Only twice in the information age have we had such a paradigm shift in global infrastructure reform—the computer and the internet. While the computer taught us how to store and process data, the Internet built off that ability and furthered the conversation by teaching us how to transfer that information. Blockchain takes another massive step forward—it builds off the internet, adding to the story of information storage and transfer—but, it teaches us a new, priceless and not yet understood skill: how to transfer value.



This third wave kicked off with a rough start—as happens with the birth of new technologies and their corresponding liberties. Blockchain has, thus far, been totally unregulated. Many, doubtless, have taken advantage. A young child, stretching their arms for the first couple times might knock over a cookie jar or two. Eventually, however, they learn to use their faculties—for evil or for good. As such, while it’s wise to be skeptical at this phase in blockchain’s evolution, it’s important not to be blind to its remarkable implications in a post-regulated world, so that we may wield its faculties like a surgeon’s scalpel—not for evil or snake-oil sales, but for the creation of more good, for the flourishing of commonwealth.

But what of the volatility in blockchain markets? People agree Bitcoin has value, but they don’t understand why they are in agreement, and so cryptomarkets fluctuate violently.  Stable blockchain economies will require new symbolic gold standards that clearly articulate why someone would agree to support each market, to anchor common agreement with stability. The more globally shared these new value standards, the better.
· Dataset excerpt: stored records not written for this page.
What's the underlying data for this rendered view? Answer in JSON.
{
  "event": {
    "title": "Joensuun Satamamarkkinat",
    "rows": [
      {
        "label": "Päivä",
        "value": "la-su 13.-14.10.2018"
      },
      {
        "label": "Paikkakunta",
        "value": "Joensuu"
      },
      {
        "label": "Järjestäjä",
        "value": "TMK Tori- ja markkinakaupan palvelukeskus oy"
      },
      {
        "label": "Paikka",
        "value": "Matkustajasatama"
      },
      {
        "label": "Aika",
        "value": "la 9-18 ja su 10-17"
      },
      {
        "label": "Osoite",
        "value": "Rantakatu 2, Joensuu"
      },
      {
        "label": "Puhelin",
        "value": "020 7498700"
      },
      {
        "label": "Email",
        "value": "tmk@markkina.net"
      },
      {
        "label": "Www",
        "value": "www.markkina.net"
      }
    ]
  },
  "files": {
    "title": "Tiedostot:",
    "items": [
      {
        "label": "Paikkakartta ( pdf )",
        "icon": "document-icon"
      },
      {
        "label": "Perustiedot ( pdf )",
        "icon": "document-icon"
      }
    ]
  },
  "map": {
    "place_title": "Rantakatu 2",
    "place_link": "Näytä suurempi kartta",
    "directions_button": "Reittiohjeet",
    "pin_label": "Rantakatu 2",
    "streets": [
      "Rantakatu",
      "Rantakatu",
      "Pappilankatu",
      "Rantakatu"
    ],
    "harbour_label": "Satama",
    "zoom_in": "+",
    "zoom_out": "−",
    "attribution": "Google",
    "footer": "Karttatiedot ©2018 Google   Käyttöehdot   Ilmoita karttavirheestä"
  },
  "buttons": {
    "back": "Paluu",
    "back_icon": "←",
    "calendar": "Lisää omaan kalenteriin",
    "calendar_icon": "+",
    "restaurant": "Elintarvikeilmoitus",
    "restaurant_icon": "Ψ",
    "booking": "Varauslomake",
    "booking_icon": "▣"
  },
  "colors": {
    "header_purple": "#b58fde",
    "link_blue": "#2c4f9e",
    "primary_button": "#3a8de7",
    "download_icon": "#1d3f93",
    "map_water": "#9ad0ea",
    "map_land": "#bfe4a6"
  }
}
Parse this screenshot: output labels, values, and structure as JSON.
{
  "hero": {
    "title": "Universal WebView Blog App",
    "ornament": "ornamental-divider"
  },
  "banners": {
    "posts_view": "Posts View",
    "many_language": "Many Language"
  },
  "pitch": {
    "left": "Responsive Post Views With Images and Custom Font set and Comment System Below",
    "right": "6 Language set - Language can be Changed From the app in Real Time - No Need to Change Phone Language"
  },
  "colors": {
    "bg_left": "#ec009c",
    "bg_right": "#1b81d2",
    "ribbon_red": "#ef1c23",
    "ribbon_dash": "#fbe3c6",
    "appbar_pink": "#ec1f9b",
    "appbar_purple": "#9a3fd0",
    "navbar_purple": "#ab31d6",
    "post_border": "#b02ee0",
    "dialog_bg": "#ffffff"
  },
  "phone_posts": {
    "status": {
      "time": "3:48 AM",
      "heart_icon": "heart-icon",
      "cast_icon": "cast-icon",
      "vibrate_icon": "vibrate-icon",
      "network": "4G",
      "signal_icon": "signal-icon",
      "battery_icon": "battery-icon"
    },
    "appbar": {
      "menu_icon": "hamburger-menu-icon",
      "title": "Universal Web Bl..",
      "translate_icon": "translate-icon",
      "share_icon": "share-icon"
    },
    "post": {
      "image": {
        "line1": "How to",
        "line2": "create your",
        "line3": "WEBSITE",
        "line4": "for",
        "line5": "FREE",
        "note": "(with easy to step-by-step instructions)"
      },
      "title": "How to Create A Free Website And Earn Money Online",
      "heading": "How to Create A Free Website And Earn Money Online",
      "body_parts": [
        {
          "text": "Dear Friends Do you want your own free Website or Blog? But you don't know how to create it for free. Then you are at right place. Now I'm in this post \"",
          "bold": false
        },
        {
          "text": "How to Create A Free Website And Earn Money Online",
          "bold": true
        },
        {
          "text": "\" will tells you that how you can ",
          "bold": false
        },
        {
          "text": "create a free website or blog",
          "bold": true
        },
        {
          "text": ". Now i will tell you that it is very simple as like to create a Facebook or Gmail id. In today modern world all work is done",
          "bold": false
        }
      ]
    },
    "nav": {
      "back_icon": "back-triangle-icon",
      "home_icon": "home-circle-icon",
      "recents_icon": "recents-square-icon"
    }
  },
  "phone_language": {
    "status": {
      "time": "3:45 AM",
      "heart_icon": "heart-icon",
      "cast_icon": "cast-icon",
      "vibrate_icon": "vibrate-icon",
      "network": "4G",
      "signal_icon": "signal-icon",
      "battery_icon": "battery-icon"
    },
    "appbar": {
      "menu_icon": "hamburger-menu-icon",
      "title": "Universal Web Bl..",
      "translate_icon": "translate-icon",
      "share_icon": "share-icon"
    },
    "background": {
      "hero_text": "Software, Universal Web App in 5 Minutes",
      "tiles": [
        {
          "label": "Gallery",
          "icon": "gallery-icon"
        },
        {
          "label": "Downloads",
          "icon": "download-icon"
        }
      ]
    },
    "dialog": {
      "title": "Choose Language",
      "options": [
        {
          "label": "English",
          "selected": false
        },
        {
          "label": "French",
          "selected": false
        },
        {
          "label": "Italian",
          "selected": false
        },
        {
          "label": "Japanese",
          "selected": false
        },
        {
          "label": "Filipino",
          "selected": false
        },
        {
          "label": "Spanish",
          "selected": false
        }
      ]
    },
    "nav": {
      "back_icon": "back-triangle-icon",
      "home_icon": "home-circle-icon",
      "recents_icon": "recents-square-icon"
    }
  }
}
Is education more valuable than gold? What about healthcare or nutrition or clean water?


We set out in 2018 to prove a hypothesis—we believe that if you back a cryptocurrency economy with a globally agreed upon inherent value like education, you can solve for volatility and stabilize a mature long lasting cryptomarket that awards everyone who adds value to that market in a decentralized way without the friction of individual partnerships.

What if education was a new gold standard?

And what if this new Learning Economy had protocols to award everyone who is helping to steward the growth of global education?



Education is a mountain. Everyone takes a different path to the top. Blockchain allows us to measure all of those unique learning pathways, online and in classrooms, into immutable blockchain Learning Ledgers.

By quantifying the true value of education, a whole economy can be built around it to pay students to learn, educators to create substantive courses, and stewards to help the Learning Economy grow. It was designed to provide a decentralized way for everyone adding value to global education to coordinate around the commonwealth without the friction of individual partnerships. Imagine the same for healthcare, nutrition, and our environment?



Imagine a world where we can pay refugees to learn languages as they find themselves in foreign lands, a world where we can pay those laid off by the tide of automation to retrain themselves for the new economy, a world where we can pay the next generation to prepare themselves for the unsolved problems of tomorrow.



Imagine new commonwealth economies that alleviate the global burdens of poverty, disease, hunger, inequality, ignorance, toxic water, and joblessness. Commonwealths that orbit inherent values, upheld by immutable blockchain protocols that reward anyone in the ecosystem stewarding the economy—whether that means feeding the hungry, providing aid for the global poor, delivering mosquito nets in malaria-ridden areas, or developing transformative technologies that can provide a Harvard-class education to anyone in the world willing to learn.


These worlds are not out of reach—we are only now opening our eyes to the horizons of blockchain, decentralized coordination, and new gold standards. Even though coordination is the last of the seventeen sustainable development goals, when solved, its tide will lift for the rest—a much-needed rocket fuel for global prosperity.

“Let us raise a standard to which the wise and the honest can repair.”  —George Washington
The views presented in this article are the author’s own and do not necessarily represent the views of any other organization.